Problem details. In the records, find every line with the word "JSON" and copy it out.

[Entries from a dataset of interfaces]

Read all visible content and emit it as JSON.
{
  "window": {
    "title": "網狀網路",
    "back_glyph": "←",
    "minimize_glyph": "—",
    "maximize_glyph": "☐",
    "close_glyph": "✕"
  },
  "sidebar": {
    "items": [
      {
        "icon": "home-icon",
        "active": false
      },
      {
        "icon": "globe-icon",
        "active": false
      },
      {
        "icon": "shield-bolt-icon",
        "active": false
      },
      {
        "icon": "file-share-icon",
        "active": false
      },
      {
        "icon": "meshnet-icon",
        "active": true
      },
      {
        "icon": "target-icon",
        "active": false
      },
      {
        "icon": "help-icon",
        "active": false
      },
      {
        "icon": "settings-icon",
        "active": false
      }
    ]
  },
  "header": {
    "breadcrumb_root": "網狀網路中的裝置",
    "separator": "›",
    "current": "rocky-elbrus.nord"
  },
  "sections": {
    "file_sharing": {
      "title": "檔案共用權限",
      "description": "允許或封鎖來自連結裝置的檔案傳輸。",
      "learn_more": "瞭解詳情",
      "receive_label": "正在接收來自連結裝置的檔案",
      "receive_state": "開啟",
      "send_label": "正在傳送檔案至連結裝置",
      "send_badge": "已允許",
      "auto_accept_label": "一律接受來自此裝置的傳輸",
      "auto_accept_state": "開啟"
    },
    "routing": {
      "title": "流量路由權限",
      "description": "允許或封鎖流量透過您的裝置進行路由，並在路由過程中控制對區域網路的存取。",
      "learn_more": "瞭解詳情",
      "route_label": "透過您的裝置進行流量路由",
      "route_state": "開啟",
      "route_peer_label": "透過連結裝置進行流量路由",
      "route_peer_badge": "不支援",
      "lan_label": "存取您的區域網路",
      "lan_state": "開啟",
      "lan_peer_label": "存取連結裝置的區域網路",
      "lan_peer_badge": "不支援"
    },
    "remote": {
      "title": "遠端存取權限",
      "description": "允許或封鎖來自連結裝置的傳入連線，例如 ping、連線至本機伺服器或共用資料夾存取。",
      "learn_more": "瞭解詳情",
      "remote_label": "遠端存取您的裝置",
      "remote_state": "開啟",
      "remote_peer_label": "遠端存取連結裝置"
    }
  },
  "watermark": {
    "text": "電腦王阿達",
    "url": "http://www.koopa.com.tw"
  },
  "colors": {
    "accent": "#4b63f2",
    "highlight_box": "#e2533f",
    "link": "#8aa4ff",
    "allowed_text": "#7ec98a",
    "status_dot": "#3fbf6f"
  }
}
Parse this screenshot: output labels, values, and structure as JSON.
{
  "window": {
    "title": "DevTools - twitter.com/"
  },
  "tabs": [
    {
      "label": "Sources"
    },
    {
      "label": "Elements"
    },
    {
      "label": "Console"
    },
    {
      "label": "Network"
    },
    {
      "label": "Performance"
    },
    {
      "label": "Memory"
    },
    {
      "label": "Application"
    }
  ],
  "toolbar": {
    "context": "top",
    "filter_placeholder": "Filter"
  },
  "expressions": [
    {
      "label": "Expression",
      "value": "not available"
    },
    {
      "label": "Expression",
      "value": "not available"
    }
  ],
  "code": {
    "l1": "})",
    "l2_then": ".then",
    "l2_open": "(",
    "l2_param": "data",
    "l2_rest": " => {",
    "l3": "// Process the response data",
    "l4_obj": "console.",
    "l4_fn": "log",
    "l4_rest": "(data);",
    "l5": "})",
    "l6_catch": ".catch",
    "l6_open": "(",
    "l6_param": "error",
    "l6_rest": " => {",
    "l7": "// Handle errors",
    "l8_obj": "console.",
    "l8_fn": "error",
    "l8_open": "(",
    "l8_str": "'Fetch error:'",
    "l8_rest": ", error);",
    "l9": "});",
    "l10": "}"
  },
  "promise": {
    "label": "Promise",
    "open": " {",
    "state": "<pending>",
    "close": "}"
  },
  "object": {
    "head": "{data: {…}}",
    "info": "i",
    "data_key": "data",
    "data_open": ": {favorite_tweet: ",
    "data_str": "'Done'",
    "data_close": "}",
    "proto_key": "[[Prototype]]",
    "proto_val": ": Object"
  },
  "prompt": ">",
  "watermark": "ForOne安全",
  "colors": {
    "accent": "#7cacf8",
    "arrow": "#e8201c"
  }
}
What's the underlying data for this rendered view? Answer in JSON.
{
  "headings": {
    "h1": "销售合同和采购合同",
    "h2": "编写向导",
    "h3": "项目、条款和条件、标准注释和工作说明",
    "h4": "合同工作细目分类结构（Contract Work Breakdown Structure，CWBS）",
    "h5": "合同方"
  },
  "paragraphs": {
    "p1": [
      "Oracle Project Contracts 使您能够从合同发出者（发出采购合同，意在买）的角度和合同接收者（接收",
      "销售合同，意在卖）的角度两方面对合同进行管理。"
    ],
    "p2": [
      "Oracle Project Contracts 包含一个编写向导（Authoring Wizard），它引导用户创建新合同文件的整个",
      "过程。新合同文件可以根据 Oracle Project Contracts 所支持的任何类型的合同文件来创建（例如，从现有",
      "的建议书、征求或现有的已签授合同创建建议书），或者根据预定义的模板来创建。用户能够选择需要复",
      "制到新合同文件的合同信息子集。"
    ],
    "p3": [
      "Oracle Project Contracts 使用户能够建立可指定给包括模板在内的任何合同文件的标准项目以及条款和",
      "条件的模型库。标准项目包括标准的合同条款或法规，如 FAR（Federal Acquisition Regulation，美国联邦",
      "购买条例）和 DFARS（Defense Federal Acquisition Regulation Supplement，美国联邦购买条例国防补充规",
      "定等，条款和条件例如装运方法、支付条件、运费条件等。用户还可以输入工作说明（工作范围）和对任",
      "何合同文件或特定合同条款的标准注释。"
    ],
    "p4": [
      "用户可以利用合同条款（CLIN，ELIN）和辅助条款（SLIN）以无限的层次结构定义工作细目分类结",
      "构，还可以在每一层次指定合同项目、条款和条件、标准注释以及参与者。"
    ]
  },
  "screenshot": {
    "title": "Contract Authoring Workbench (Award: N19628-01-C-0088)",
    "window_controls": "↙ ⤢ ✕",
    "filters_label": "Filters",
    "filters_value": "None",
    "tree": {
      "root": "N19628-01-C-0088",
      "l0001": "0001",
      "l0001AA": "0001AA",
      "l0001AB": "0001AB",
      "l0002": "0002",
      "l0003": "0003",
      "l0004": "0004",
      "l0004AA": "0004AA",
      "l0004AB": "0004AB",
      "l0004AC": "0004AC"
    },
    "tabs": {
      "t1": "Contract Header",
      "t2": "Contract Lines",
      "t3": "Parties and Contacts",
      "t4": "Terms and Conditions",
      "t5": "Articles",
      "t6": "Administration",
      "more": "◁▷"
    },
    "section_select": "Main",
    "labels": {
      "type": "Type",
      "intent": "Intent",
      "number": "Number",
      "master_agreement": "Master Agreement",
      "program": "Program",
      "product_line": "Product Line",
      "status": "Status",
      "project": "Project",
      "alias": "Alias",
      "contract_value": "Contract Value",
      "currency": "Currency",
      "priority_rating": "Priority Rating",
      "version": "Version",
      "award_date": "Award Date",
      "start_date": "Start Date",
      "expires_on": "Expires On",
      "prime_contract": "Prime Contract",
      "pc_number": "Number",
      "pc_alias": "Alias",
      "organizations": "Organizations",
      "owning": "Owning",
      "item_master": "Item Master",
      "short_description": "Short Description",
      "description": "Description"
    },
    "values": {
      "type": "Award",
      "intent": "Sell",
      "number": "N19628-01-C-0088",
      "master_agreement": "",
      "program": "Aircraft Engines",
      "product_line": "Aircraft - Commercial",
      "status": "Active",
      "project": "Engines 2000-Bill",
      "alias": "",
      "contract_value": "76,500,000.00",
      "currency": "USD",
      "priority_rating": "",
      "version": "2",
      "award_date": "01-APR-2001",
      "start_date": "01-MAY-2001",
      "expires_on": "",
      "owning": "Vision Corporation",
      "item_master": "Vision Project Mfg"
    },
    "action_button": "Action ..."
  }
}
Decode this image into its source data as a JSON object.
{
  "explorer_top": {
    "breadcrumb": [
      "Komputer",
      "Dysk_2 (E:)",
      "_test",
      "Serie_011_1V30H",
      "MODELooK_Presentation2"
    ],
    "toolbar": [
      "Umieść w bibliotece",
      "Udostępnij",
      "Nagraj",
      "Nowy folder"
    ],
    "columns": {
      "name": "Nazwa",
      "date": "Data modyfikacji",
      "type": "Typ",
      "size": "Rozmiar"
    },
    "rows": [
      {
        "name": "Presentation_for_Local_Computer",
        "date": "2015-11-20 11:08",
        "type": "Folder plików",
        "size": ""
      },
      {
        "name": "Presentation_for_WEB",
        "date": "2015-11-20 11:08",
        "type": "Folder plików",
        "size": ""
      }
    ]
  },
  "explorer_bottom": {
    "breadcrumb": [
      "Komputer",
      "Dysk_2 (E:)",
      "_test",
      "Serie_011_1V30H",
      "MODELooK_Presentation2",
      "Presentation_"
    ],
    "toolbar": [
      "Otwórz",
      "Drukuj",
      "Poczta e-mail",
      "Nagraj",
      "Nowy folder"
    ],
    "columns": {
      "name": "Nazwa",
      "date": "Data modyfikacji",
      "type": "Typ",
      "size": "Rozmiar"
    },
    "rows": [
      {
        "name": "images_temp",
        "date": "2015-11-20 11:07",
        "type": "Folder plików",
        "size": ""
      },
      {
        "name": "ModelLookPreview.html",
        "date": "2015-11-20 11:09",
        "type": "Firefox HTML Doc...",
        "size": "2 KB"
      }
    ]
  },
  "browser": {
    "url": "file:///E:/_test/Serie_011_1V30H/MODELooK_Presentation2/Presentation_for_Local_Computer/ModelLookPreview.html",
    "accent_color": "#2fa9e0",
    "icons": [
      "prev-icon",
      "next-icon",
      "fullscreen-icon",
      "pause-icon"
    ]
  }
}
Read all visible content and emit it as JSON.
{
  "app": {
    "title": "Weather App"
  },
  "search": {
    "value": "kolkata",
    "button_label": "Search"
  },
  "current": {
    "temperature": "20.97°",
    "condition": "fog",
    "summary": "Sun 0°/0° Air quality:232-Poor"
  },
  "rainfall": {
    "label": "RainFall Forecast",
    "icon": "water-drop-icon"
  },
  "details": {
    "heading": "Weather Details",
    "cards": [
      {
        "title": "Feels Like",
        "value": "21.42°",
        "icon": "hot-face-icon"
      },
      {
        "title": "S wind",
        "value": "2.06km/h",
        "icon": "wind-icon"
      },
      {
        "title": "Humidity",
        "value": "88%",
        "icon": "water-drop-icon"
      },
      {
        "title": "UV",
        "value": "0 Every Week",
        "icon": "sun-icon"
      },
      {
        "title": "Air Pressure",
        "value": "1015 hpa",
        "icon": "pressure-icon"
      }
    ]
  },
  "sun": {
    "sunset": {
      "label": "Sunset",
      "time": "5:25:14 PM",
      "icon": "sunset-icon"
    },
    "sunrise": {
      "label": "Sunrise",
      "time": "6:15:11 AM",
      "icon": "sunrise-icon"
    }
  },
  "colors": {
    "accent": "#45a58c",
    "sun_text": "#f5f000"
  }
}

Response to this exercise.
Read all visible content and emit it as JSON.
Parse this screenshot: output labels, values, and structure as JSON.
What's the underlying data for this rendered view? Answer in JSON.
Decode this image into its source data as a JSON object.
Read all visible content and emit it as JSON.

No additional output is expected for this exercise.